:: What is required ::
Search the data below for "buttons"; list each line that holds it.

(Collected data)
►

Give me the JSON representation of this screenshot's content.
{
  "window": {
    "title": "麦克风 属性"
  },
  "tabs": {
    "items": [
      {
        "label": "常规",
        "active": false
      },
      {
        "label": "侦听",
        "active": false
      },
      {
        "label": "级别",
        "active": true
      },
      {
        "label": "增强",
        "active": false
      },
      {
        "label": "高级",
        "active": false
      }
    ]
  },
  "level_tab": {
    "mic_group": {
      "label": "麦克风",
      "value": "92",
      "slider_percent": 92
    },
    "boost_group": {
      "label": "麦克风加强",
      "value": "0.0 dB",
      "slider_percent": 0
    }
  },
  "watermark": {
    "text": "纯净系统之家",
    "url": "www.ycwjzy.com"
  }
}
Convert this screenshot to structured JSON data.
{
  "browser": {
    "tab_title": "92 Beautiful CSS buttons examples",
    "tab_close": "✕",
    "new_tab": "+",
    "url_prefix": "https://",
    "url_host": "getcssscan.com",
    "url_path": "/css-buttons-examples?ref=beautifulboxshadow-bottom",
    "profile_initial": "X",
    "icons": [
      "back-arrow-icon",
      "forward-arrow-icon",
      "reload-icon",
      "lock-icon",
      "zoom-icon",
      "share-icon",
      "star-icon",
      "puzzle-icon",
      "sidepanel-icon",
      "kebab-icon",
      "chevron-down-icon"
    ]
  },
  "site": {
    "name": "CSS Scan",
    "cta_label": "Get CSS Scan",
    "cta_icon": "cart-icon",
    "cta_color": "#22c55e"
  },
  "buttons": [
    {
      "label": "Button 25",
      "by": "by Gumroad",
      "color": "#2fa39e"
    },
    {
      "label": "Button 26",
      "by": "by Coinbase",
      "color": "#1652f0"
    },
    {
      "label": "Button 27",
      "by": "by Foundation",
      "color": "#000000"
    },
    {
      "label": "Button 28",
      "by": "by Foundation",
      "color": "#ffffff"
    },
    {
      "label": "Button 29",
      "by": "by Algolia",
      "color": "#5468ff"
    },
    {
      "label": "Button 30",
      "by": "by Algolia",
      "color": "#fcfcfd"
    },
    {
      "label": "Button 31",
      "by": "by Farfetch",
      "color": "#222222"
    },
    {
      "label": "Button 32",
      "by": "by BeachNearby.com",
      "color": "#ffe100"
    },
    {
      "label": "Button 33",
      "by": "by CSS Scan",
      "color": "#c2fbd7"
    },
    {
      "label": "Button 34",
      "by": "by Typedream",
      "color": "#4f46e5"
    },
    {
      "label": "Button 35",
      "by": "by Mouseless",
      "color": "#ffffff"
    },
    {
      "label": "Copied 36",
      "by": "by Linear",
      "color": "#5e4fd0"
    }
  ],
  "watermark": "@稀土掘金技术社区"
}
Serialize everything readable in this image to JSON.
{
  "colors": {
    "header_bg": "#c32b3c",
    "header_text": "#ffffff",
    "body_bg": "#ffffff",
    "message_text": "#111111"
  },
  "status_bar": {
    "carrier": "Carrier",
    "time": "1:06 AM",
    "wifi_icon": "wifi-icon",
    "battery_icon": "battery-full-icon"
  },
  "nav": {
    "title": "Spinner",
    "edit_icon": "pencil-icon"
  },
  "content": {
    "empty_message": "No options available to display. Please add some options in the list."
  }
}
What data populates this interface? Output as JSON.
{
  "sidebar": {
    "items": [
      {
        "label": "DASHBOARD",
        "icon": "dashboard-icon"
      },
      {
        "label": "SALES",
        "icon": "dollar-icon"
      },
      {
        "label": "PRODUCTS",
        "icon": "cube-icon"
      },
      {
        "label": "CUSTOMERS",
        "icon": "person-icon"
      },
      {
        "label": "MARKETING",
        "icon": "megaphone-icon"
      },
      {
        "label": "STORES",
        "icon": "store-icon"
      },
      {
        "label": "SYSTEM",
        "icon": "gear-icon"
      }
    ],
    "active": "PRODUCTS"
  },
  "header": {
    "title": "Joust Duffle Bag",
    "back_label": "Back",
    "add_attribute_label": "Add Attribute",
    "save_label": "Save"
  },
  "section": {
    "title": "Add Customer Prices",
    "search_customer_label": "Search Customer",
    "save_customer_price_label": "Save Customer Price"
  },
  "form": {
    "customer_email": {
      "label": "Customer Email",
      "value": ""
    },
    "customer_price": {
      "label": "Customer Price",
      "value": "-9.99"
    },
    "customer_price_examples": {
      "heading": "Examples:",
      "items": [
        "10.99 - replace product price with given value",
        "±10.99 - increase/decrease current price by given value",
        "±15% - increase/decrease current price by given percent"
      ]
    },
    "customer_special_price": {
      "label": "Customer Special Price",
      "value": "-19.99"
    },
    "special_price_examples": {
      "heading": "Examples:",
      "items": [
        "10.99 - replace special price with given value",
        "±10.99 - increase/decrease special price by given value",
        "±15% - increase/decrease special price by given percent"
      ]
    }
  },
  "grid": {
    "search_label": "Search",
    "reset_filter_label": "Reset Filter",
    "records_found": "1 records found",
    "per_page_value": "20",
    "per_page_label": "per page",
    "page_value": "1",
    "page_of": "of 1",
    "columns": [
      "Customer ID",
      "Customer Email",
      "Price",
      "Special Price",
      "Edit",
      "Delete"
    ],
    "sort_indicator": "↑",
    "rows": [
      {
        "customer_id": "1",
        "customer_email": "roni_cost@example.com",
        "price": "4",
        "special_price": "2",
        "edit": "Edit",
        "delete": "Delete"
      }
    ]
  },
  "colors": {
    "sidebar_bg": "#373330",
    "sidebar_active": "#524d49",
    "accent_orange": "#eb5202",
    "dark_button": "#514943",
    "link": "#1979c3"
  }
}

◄

:: Result ::
    "tab_title": "92 Beautiful CSS buttons examples",
    "url_path": "/css-buttons-examples?ref=beautifulboxshadow-bottom",
  "buttons": [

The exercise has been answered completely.